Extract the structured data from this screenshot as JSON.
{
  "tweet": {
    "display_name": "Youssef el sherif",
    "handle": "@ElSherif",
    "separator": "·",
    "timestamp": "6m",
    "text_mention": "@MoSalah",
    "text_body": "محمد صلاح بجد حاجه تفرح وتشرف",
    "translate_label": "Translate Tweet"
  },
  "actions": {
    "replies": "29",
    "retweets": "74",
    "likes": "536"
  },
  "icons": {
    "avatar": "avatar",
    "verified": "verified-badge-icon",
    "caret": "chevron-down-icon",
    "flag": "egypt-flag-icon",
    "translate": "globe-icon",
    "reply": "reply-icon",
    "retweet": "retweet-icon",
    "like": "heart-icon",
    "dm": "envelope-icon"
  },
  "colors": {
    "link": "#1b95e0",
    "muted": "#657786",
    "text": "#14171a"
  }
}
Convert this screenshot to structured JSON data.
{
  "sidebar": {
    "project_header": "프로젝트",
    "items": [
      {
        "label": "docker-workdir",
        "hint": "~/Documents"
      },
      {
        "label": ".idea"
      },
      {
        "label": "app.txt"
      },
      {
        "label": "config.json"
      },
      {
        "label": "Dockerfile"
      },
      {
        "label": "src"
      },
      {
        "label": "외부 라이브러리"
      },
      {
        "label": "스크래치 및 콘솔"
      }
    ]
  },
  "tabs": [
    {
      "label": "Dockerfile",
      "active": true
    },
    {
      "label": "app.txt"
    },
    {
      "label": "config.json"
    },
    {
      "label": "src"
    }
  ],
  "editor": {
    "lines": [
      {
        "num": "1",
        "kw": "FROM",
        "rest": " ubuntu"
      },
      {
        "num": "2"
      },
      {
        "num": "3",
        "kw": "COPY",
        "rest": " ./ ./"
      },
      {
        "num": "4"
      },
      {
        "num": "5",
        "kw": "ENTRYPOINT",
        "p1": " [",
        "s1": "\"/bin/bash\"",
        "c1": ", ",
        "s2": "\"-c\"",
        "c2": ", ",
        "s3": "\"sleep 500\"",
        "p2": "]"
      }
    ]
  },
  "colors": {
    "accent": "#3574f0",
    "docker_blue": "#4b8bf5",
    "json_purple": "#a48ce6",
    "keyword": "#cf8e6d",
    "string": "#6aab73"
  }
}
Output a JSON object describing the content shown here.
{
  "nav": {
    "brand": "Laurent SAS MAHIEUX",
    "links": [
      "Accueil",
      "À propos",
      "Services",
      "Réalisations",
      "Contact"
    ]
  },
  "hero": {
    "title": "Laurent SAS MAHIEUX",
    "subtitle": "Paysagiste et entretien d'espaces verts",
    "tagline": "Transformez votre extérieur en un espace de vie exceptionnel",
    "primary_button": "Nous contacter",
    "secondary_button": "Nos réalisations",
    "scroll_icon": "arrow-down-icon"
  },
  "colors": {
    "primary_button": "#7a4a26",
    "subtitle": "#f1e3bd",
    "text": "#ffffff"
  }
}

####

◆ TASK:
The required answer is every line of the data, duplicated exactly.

◆ RESULT FOR THIS EXERCISE:
Extract the structured data from this screenshot as JSON.
{
  "tweet": {
    "display_name": "Youssef el sherif",
    "handle": "@ElSherif",
    "separator": "·",
    "timestamp": "6m",
    "text_mention": "@MoSalah",
    "text_body": "محمد صلاح بجد حاجه تفرح وتشرف",
    "translate_label": "Translate Tweet"
  },
  "actions": {
    "replies": "29",
    "retweets": "74",
    "likes": "536"
  },
  "icons": {
    "avatar": "avatar",
    "verified": "verified-badge-icon",
    "caret": "chevron-down-icon",
    "flag": "egypt-flag-icon",
    "translate": "globe-icon",
    "reply": "reply-icon",
    "retweet": "retweet-icon",
    "like": "heart-icon",
    "dm": "envelope-icon"
  },
  "colors": {
    "link": "#1b95e0",
    "muted": "#657786",
    "text": "#14171a"
  }
}
Convert this screenshot to structured JSON data.
{
  "sidebar": {
    "project_header": "프로젝트",
    "items": [
      {
        "label": "docker-workdir",
        "hint": "~/Documents"
      },
      {
        "label": ".idea"
      },
      {
        "label": "app.txt"
      },
      {
        "label": "config.json"
      },
      {
        "label": "Dockerfile"
      },
      {
        "label": "src"
      },
      {
        "label": "외부 라이브러리"
      },
      {
        "label": "스크래치 및 콘솔"
      }
    ]
  },
  "tabs": [
    {
      "label": "Dockerfile",
      "active": true
    },
    {
      "label": "app.txt"
    },
    {
      "label": "config.json"
    },
    {
      "label": "src"
    }
  ],
  "editor": {
    "lines": [
      {
        "num": "1",
        "kw": "FROM",
        "rest": " ubuntu"
      },
      {
        "num": "2"
      },
      {
        "num": "3",
        "kw": "COPY",
        "rest": " ./ ./"
      },
      {
        "num": "4"
      },
      {
        "num": "5",
        "kw": "ENTRYPOINT",
        "p1": " [",
        "s1": "\"/bin/bash\"",
        "c1": ", ",
        "s2": "\"-c\"",
        "c2": ", ",
        "s3": "\"sleep 500\"",
        "p2": "]"
      }
    ]
  },
  "colors": {
    "accent": "#3574f0",
    "docker_blue": "#4b8bf5",
    "json_purple": "#a48ce6",
    "keyword": "#cf8e6d",
    "string": "#6aab73"
  }
}
Output a JSON object describing the content shown here.
{
  "nav": {
    "brand": "Laurent SAS MAHIEUX",
    "links": [
      "Accueil",
      "À propos",
      "Services",
      "Réalisations",
      "Contact"
    ]
  },
  "hero": {
    "title": "Laurent SAS MAHIEUX",
    "subtitle": "Paysagiste et entretien d'espaces verts",
    "tagline": "Transformez votre extérieur en un espace de vie exceptionnel",
    "primary_button": "Nous contacter",
    "secondary_button": "Nos réalisations",
    "scroll_icon": "arrow-down-icon"
  },
  "colors": {
    "primary_button": "#7a4a26",
    "subtitle": "#f1e3bd",
    "text": "#ffffff"
  }
}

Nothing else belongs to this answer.